_WHAT THE TASK ASKS_. All lines of the material that contain "icon" must be copied out.

_DATA SUPPLIED_.

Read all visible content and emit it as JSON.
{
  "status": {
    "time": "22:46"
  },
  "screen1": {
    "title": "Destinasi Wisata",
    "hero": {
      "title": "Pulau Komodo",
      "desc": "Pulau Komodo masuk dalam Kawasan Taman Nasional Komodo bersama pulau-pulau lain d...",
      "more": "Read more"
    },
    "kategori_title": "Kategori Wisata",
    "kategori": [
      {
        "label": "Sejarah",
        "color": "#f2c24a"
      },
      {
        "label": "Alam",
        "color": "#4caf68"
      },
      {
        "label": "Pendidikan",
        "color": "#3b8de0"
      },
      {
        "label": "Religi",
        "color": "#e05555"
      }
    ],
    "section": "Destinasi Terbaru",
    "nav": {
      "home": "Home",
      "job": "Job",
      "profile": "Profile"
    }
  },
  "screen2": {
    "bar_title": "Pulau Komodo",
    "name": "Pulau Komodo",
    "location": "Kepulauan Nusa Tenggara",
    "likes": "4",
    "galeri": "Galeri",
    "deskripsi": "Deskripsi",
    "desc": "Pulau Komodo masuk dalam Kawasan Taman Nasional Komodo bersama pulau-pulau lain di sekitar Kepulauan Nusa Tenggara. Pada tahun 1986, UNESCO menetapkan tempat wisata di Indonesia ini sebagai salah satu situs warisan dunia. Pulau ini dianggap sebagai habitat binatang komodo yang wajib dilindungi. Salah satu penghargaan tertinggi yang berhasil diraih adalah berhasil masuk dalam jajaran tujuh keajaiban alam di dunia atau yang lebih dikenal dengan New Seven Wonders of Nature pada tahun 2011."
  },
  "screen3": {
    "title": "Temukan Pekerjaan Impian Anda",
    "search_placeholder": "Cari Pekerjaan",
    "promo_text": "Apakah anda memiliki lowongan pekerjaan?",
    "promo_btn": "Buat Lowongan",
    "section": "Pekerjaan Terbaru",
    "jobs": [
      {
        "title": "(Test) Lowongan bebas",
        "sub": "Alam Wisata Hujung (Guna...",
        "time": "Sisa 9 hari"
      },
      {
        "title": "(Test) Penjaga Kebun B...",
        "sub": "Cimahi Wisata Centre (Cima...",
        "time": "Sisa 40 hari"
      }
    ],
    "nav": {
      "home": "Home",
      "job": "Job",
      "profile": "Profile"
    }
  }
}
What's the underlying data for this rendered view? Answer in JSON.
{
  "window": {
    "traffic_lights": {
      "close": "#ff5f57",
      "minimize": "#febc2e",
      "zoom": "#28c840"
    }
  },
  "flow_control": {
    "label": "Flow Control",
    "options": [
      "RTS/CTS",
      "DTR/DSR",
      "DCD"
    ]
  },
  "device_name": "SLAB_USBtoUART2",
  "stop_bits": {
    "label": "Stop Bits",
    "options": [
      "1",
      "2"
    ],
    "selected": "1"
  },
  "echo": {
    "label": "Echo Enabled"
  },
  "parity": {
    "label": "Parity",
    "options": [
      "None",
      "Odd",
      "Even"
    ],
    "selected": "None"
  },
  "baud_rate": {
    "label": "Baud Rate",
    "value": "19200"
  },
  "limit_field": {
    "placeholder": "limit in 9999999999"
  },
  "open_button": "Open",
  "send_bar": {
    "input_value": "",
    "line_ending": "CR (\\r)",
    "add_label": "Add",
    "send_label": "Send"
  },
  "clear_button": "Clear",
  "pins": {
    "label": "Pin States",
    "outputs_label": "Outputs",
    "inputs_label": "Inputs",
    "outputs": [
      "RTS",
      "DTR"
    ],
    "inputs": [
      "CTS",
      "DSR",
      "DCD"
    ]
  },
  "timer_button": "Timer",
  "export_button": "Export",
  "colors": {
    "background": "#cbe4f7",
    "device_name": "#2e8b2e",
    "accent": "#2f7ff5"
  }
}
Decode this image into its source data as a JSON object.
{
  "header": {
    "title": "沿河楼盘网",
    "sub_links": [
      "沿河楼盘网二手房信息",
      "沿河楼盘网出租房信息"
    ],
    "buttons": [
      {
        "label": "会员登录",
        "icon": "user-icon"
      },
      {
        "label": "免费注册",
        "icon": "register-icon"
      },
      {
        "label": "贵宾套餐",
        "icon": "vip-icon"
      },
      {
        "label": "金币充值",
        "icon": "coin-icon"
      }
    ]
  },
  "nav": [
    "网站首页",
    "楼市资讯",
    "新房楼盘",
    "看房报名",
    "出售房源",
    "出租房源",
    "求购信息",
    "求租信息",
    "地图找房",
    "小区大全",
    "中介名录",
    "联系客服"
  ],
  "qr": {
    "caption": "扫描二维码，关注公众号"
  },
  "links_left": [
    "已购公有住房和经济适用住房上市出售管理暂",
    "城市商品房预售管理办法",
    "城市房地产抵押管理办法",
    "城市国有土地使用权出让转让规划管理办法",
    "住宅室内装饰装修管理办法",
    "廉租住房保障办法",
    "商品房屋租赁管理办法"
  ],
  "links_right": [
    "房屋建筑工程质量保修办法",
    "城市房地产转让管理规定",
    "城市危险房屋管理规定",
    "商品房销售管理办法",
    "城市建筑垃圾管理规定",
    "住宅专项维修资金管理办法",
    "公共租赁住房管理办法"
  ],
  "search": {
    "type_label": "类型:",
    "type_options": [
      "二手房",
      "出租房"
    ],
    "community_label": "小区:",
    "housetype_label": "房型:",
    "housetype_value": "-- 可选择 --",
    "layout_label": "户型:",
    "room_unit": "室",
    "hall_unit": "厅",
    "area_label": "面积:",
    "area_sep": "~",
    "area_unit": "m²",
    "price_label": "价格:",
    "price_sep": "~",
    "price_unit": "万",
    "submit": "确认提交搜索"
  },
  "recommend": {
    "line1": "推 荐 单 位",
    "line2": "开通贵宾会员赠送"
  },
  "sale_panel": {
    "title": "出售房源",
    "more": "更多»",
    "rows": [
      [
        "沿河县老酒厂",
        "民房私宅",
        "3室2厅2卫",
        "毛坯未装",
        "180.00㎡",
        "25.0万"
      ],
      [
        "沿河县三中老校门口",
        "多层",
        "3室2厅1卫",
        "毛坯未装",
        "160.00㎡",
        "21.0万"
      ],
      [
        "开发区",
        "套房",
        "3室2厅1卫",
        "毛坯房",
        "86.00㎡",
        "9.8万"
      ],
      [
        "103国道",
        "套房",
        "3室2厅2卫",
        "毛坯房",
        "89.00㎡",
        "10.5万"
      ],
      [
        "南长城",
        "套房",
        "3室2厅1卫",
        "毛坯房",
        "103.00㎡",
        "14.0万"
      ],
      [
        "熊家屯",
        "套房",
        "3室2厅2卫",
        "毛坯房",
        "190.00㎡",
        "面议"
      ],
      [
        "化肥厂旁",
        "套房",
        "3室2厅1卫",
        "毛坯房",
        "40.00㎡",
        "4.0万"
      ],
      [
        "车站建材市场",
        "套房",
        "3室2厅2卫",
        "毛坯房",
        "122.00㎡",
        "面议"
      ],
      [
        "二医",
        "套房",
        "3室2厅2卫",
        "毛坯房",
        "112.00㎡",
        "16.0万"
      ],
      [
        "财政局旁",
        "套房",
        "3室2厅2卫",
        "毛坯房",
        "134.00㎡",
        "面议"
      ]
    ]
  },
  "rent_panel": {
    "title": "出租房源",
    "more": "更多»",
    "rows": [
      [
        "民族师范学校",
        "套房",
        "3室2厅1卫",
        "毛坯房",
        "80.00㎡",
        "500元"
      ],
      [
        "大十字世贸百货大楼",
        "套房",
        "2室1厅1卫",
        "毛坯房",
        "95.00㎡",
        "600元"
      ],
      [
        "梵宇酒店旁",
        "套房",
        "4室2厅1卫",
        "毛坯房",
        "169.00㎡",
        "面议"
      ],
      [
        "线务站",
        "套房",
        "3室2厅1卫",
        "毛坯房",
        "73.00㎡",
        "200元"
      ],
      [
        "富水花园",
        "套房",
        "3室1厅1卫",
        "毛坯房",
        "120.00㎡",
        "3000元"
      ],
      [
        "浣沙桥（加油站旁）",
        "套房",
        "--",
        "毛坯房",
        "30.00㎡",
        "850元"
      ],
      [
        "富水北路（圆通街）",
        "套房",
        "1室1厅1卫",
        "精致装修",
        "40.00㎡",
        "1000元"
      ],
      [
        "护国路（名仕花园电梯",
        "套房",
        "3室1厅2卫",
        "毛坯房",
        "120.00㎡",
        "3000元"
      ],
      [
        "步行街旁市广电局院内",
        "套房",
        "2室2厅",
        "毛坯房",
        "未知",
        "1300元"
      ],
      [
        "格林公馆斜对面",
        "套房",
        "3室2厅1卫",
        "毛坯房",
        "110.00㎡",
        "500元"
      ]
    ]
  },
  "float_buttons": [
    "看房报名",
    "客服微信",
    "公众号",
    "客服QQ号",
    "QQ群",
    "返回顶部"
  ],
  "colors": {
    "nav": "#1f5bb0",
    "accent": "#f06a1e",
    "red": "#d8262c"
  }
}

_PROBLEM SOLUTION_.
        "icon": "user-icon"
        "icon": "register-icon"
        "icon": "vip-icon"
        "icon": "coin-icon"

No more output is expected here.